- **THE TASK**:
If a line of the data below holds the string "icon", copy it.

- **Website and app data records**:
•••
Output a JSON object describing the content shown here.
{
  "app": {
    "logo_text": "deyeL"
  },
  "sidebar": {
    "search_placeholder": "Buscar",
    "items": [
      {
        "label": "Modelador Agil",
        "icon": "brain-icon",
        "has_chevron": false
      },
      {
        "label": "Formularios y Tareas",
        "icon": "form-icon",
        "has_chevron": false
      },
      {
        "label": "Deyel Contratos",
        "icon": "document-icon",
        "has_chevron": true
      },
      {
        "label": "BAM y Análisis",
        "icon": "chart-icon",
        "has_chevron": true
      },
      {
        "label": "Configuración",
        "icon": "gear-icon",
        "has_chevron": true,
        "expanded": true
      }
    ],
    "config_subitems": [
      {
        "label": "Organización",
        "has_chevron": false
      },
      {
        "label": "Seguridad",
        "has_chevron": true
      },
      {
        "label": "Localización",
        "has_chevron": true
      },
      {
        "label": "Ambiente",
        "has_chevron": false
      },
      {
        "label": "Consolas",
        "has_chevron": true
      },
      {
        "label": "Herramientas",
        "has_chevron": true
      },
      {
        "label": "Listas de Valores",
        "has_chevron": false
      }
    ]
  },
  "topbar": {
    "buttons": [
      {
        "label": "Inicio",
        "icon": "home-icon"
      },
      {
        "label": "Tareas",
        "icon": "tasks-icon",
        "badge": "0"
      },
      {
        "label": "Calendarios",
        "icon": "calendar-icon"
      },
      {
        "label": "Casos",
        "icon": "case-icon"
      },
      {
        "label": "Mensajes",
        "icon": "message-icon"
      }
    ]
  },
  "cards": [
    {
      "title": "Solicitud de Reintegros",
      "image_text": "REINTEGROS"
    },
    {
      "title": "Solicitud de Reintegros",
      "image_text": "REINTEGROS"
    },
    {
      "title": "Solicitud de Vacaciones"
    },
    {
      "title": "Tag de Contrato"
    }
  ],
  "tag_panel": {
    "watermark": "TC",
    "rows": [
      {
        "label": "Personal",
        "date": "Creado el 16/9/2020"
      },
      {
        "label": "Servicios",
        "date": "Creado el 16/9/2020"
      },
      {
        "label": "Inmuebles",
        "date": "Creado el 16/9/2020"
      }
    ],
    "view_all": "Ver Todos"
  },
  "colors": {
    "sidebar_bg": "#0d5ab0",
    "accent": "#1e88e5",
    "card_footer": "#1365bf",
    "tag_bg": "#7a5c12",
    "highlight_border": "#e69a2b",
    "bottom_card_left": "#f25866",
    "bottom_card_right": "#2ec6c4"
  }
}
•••
- **ANSWER SECTION**:
        "icon": "brain-icon",
        "icon": "form-icon",
        "icon": "document-icon",
        "icon": "chart-icon",
        "icon": "gear-icon",
        "icon": "home-icon"
        "icon": "tasks-icon",
        "icon": "calendar-icon"
        "icon": "case-icon"
        "icon": "message-icon"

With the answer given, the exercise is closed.